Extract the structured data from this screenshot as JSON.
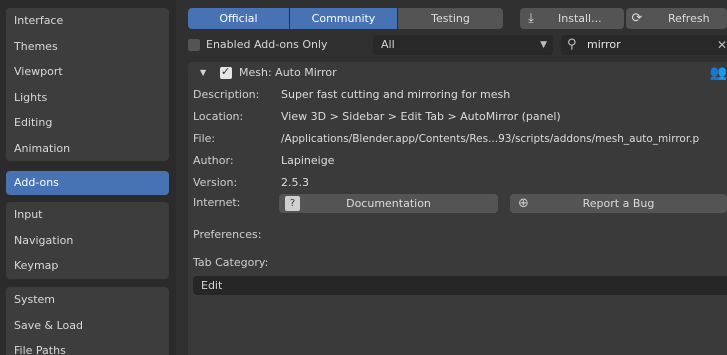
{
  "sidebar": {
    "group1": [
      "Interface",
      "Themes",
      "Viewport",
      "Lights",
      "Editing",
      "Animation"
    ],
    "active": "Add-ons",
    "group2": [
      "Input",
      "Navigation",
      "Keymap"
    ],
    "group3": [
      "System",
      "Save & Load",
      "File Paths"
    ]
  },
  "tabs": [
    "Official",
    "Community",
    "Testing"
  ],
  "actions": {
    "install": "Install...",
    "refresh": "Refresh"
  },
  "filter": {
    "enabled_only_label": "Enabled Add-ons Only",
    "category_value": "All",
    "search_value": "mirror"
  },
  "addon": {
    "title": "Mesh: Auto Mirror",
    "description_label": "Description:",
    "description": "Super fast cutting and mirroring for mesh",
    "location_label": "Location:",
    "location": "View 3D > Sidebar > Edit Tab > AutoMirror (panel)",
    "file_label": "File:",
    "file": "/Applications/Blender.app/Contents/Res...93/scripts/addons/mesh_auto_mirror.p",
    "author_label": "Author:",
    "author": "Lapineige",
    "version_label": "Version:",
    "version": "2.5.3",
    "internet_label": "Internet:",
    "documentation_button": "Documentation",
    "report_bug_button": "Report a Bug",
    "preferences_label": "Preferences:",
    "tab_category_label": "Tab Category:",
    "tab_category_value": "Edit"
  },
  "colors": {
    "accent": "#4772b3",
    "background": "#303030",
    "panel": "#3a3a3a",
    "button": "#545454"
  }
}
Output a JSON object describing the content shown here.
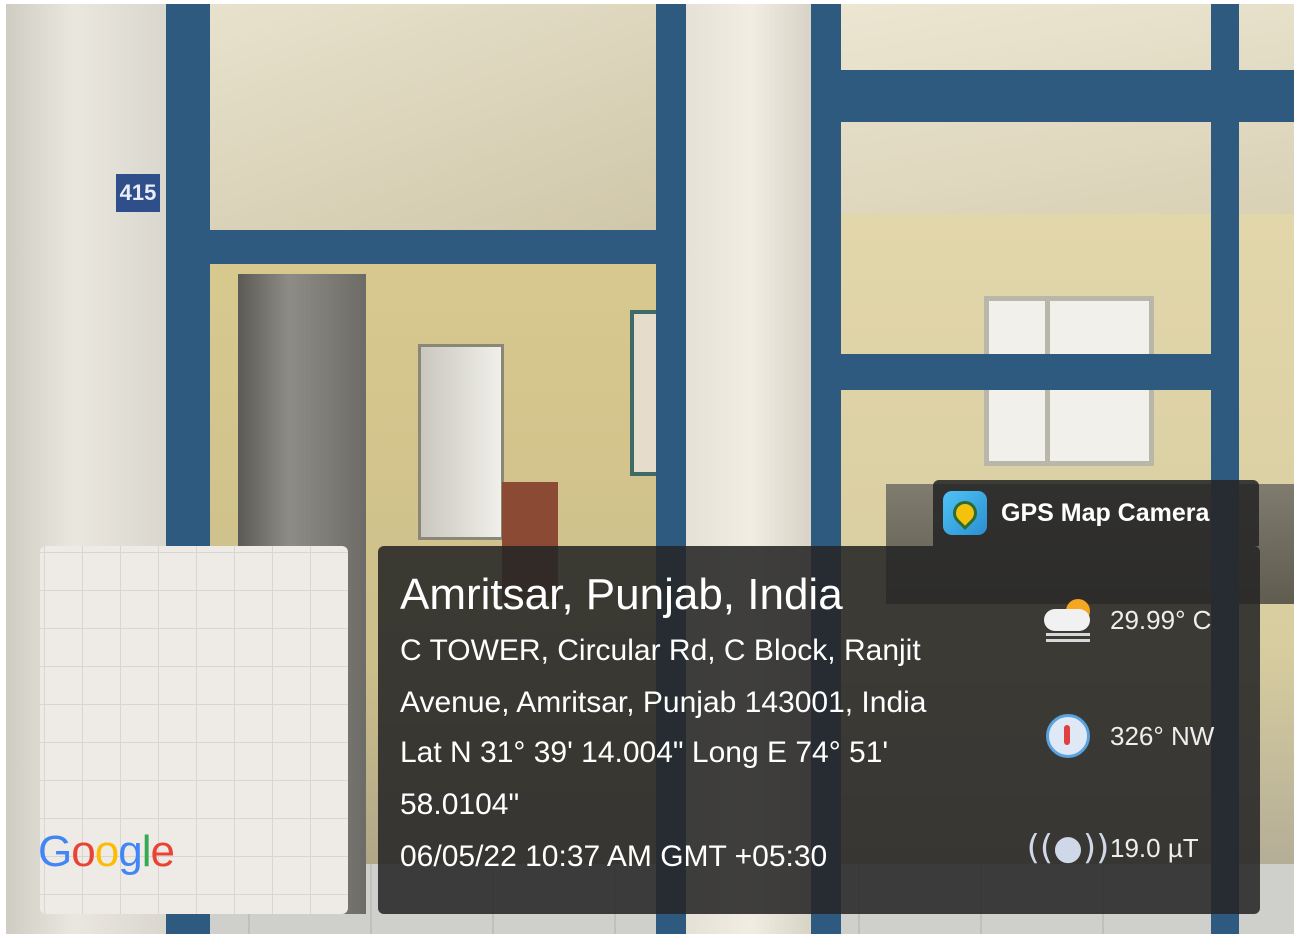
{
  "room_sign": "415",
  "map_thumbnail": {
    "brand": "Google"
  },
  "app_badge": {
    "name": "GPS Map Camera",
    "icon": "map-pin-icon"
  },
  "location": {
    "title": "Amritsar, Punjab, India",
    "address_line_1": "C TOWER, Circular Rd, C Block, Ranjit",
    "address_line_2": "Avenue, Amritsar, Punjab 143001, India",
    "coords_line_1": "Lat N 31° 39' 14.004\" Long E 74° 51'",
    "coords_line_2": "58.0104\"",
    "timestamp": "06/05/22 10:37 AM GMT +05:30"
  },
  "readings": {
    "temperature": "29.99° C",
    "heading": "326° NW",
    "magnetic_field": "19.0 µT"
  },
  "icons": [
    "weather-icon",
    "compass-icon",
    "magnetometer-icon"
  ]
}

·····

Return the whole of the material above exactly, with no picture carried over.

Extract the structured data from this screenshot as JSON.
{
  "sidebar": {
    "group1": [
      "Interface",
      "Themes",
      "Viewport",
      "Lights",
      "Editing",
      "Animation"
    ],
    "active": "Add-ons",
    "group2": [
      "Input",
      "Navigation",
      "Keymap"
    ],
    "group3": [
      "System",
      "Save & Load",
      "File Paths"
    ]
  },
  "tabs": [
    "Official",
    "Community",
    "Testing"
  ],
  "actions": {
    "install": "Install...",
    "refresh": "Refresh"
  },
  "filter": {
    "enabled_only_label": "Enabled Add-ons Only",
    "category_value": "All",
    "search_value": "mirror"
  },
  "addon": {
    "title": "Mesh: Auto Mirror",
    "description_label": "Description:",
    "description": "Super fast cutting and mirroring for mesh",
    "location_label": "Location:",
    "location": "View 3D > Sidebar > Edit Tab > AutoMirror (panel)",
    "file_label": "File:",
    "file": "/Applications/Blender.app/Contents/Res...93/scripts/addons/mesh_auto_mirror.p",
    "author_label": "Author:",
    "author": "Lapineige",
    "version_label": "Version:",
    "version": "2.5.3",
    "internet_label": "Internet:",
    "documentation_button": "Documentation",
    "report_bug_button": "Report a Bug",
    "preferences_label": "Preferences:",
    "tab_category_label": "Tab Category:",
    "tab_category_value": "Edit"
  },
  "colors": {
    "accent": "#4772b3",
    "background": "#303030",
    "panel": "#3a3a3a",
    "button": "#545454"
  }
}
Output a JSON object describing the content shown here.
{
  "room_sign": "415",
  "map_thumbnail": {
    "brand": "Google"
  },
  "app_badge": {
    "name": "GPS Map Camera",
    "icon": "map-pin-icon"
  },
  "location": {
    "title": "Amritsar, Punjab, India",
    "address_line_1": "C TOWER, Circular Rd, C Block, Ranjit",
    "address_line_2": "Avenue, Amritsar, Punjab 143001, India",
    "coords_line_1": "Lat N 31° 39' 14.004\" Long E 74° 51'",
    "coords_line_2": "58.0104\"",
    "timestamp": "06/05/22 10:37 AM GMT +05:30"
  },
  "readings": {
    "temperature": "29.99° C",
    "heading": "326° NW",
    "magnetic_field": "19.0 µT"
  },
  "icons": [
    "weather-icon",
    "compass-icon",
    "magnetometer-icon"
  ]
}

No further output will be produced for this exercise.